▶ **Task goal**
Wherever a line in the records contains the word "this", return that line.

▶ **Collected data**
BEGIN
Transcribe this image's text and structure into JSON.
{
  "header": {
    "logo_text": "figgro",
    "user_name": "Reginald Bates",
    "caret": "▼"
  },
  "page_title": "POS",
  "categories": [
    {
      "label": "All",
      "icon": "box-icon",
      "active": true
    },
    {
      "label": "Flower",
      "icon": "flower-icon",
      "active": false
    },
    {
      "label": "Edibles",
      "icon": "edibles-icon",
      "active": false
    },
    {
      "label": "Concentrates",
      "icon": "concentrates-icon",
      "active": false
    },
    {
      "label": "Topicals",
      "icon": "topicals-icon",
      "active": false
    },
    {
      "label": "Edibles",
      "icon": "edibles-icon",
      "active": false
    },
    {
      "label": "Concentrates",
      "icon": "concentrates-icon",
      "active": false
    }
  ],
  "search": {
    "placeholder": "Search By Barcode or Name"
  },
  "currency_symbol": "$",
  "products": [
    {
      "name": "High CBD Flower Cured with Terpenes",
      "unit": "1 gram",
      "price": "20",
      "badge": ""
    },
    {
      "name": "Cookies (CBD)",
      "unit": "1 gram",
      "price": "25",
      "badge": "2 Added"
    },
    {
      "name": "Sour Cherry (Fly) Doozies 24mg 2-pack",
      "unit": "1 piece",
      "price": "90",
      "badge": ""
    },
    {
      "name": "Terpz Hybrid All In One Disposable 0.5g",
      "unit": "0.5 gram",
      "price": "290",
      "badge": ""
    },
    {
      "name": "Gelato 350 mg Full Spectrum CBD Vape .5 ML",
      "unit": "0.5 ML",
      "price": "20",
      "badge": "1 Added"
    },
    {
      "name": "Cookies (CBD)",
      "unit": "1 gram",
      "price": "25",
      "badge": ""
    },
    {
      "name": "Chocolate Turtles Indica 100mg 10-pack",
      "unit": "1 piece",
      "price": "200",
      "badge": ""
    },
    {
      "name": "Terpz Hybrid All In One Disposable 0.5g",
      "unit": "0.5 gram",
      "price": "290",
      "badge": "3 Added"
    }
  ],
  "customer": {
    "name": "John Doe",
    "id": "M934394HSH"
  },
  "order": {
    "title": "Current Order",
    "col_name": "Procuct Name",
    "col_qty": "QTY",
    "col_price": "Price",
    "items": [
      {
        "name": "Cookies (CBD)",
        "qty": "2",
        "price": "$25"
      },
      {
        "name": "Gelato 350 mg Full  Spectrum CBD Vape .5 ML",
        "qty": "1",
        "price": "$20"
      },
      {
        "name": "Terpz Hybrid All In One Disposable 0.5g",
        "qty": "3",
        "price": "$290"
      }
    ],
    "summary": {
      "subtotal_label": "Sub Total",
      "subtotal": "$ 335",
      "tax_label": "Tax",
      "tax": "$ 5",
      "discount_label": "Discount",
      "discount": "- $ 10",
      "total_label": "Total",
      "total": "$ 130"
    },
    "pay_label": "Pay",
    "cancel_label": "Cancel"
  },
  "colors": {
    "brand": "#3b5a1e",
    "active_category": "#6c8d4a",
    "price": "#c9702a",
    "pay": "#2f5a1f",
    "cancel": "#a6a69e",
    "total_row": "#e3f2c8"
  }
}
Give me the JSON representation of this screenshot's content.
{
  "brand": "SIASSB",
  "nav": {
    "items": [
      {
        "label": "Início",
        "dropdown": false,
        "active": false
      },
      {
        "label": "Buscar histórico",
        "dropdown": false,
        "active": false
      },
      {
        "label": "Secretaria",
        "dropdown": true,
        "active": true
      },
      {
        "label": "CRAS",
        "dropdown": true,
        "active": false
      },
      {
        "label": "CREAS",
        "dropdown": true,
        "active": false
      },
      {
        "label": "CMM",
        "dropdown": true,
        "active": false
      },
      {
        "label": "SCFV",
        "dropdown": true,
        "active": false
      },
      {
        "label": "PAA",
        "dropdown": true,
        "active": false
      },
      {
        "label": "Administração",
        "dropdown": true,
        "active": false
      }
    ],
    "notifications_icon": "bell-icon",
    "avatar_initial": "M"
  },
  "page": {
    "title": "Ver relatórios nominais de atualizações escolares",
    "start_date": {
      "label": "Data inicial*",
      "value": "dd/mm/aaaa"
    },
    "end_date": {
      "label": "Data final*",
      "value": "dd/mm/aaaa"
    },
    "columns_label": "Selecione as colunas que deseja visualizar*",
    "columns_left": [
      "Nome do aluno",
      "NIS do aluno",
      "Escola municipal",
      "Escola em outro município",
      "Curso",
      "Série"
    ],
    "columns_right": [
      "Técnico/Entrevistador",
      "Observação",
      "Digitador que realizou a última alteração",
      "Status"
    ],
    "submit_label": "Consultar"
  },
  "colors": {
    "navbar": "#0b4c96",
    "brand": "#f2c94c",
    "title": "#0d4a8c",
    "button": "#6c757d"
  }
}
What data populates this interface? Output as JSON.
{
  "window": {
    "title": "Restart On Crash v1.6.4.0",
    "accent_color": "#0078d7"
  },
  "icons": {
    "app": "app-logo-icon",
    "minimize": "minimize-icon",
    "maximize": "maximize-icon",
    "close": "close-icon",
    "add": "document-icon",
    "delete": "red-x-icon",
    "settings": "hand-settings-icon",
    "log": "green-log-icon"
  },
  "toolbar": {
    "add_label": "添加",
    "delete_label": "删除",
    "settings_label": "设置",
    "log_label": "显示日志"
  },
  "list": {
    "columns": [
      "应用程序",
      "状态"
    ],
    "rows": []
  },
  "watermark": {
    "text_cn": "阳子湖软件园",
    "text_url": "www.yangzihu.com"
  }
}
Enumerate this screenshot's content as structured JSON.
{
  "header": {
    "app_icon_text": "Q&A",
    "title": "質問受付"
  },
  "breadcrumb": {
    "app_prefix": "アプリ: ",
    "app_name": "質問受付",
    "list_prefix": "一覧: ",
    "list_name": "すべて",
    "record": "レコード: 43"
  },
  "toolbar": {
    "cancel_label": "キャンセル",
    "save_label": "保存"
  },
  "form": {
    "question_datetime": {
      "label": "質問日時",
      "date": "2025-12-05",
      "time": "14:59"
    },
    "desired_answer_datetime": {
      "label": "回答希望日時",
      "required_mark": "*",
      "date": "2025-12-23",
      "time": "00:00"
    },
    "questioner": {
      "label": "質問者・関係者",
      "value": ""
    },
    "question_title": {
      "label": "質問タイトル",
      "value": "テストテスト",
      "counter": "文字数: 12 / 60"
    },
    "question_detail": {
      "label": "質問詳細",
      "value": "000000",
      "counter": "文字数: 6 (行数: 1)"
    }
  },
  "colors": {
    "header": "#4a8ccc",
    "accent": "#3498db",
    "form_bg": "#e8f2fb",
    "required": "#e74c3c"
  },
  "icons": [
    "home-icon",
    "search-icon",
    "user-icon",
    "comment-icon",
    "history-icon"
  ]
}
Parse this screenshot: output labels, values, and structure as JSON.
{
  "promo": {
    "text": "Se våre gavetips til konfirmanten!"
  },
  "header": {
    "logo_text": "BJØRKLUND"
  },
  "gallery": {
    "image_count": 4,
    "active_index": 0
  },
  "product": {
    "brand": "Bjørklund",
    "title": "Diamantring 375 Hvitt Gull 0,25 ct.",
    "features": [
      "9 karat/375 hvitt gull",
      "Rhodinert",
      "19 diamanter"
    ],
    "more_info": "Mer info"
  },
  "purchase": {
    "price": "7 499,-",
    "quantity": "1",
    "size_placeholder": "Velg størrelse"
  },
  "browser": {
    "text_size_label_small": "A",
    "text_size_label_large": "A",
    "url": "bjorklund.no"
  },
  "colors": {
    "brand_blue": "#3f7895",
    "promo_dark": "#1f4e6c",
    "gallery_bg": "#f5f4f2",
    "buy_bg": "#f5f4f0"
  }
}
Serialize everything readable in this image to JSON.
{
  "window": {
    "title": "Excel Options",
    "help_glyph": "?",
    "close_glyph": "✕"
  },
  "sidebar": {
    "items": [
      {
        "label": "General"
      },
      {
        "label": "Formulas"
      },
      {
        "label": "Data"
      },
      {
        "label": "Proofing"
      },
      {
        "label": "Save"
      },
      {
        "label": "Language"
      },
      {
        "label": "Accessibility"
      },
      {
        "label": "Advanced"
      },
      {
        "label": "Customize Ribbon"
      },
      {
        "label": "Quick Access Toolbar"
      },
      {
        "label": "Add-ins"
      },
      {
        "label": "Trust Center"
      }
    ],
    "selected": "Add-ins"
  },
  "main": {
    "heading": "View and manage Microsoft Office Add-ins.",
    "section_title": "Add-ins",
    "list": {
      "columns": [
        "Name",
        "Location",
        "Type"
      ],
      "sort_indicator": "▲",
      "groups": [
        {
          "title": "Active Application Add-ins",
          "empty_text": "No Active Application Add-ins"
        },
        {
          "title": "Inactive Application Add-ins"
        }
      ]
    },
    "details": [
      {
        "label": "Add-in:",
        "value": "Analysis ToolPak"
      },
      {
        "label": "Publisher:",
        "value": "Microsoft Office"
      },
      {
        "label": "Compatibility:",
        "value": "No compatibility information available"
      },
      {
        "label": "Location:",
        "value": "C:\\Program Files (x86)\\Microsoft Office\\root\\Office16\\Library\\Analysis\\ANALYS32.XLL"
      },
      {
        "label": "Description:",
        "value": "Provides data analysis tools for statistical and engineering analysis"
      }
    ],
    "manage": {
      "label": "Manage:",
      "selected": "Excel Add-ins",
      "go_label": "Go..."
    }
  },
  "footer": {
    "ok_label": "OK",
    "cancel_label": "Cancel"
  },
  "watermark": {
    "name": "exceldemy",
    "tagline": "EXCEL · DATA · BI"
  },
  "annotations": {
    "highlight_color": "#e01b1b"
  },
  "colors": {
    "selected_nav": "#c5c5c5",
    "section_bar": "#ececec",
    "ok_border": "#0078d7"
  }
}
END
▶ **Reply to the exercise**
Transcribe this image's text and structure into JSON.
Give me the JSON representation of this screenshot's content.
What data populates this interface? Output as JSON.
Enumerate this screenshot's content as structured JSON.
Parse this screenshot: output labels, values, and structure as JSON.
Serialize everything readable in this image to JSON.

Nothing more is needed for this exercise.